» **Exercise**
Find the string "JSON" in the material. Copy every line that has it.
Provided information: Begin
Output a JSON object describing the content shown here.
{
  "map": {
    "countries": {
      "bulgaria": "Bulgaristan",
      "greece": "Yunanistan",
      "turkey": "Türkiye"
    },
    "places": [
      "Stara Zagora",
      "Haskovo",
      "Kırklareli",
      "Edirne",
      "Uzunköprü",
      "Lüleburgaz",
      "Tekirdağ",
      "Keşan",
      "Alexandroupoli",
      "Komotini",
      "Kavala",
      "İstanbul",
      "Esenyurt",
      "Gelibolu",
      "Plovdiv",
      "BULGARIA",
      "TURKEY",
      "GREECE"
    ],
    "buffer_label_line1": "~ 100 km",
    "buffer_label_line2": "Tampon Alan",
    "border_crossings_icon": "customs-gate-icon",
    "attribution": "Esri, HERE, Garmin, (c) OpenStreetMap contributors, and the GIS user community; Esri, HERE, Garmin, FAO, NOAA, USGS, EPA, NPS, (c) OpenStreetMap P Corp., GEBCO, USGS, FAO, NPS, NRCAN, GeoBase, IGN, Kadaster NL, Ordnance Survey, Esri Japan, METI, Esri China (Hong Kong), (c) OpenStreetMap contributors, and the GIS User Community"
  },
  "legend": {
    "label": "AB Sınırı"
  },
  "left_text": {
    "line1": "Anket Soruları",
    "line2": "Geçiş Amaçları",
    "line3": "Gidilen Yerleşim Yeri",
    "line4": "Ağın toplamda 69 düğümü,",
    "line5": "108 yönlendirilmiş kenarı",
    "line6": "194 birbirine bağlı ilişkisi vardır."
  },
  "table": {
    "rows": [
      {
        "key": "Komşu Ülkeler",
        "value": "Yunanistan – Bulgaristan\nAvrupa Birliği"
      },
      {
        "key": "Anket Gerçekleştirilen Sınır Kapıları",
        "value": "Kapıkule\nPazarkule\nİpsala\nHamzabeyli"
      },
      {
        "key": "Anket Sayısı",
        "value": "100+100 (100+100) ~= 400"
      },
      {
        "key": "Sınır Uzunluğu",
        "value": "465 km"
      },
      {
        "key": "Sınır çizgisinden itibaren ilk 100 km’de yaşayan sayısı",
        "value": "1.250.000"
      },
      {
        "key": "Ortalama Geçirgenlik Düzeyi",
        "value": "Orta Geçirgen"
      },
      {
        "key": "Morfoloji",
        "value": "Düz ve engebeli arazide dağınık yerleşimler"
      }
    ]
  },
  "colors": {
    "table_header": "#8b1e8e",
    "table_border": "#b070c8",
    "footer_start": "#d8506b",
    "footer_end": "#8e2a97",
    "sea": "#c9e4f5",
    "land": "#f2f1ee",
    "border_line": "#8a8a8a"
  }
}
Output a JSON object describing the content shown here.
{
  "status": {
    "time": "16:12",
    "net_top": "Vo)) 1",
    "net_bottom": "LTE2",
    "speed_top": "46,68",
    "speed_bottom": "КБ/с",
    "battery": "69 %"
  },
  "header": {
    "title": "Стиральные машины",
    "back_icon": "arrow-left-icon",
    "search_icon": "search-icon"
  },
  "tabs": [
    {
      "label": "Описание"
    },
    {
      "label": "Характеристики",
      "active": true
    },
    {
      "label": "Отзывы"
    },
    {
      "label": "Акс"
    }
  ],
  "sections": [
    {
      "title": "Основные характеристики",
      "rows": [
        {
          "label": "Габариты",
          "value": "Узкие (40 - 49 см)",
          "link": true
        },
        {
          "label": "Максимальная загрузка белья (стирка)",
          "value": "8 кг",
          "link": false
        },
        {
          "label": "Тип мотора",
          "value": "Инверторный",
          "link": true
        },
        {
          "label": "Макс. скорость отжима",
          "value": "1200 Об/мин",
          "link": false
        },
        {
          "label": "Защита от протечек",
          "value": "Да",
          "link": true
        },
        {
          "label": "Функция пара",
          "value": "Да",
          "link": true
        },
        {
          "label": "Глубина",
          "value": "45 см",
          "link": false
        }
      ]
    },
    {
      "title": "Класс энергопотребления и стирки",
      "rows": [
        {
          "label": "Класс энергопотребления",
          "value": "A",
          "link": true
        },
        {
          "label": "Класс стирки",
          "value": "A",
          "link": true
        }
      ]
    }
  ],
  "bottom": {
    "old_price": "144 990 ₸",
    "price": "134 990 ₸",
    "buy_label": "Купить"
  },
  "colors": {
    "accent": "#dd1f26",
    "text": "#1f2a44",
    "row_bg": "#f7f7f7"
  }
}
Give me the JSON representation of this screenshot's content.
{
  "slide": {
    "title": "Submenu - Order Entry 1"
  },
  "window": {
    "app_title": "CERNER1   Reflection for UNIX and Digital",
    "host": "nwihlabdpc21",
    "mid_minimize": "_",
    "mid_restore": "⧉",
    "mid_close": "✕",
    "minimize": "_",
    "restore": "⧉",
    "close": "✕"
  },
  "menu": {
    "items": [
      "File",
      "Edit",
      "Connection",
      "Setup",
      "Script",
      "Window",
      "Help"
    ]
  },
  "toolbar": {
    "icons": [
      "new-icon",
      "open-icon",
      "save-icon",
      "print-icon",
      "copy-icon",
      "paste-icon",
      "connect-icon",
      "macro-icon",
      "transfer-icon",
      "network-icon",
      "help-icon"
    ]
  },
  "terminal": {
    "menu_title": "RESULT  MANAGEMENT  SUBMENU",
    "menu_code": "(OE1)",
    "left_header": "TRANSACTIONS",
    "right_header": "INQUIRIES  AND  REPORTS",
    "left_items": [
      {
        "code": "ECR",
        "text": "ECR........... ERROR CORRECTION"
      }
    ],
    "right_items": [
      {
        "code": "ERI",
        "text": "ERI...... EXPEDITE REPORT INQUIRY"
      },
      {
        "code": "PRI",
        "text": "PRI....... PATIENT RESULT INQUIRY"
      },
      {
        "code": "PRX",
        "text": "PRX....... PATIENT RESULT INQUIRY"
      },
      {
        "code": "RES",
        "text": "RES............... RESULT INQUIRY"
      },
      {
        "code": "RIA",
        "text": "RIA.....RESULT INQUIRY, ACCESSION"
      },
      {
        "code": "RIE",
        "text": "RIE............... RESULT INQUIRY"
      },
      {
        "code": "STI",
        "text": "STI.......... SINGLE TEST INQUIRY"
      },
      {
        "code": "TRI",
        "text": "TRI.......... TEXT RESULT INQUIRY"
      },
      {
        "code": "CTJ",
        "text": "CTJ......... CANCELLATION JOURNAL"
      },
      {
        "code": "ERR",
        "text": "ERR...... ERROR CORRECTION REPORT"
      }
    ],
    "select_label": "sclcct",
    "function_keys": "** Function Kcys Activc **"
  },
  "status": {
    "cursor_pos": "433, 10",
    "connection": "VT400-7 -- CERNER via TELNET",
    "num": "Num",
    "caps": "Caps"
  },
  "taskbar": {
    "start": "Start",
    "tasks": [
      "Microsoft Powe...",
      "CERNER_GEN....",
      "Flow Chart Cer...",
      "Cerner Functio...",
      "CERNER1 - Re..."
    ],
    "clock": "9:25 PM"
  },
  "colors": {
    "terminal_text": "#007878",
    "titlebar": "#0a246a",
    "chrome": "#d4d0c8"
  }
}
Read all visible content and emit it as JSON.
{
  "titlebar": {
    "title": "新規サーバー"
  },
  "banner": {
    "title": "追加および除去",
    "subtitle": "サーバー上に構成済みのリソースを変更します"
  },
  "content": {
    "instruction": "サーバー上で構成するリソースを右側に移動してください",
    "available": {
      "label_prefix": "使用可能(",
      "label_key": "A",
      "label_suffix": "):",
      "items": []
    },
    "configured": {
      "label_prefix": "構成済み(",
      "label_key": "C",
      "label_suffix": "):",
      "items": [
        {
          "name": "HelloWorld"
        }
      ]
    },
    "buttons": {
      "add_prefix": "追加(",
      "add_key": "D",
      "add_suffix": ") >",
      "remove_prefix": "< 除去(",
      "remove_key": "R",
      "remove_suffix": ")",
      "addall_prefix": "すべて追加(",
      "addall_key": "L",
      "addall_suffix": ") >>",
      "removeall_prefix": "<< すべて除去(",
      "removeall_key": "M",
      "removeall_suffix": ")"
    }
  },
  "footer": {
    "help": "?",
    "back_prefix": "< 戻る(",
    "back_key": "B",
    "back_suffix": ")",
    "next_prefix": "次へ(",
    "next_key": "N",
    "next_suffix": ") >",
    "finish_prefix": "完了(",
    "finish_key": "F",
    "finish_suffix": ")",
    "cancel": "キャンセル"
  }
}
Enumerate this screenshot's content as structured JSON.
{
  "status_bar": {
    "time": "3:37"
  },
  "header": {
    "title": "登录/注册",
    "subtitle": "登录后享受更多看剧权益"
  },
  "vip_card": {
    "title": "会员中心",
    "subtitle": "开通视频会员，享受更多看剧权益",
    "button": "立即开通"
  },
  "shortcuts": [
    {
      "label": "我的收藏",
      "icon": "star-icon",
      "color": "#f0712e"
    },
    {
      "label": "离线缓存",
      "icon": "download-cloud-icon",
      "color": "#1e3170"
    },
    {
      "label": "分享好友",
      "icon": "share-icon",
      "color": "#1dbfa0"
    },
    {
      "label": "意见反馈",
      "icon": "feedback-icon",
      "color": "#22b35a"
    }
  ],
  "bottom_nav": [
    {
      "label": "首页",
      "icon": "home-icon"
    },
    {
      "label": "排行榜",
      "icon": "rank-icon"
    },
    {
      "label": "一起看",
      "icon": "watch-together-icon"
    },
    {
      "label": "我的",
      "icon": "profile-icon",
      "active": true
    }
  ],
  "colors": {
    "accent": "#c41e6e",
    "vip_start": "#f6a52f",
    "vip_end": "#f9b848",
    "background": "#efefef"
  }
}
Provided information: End
» **Completed exercise**
Output a JSON object describing the content shown here.
Output a JSON object describing the content shown here.
Give me the JSON representation of this screenshot's content.
Read all visible content and emit it as JSON.
Enumerate this screenshot's content as structured JSON.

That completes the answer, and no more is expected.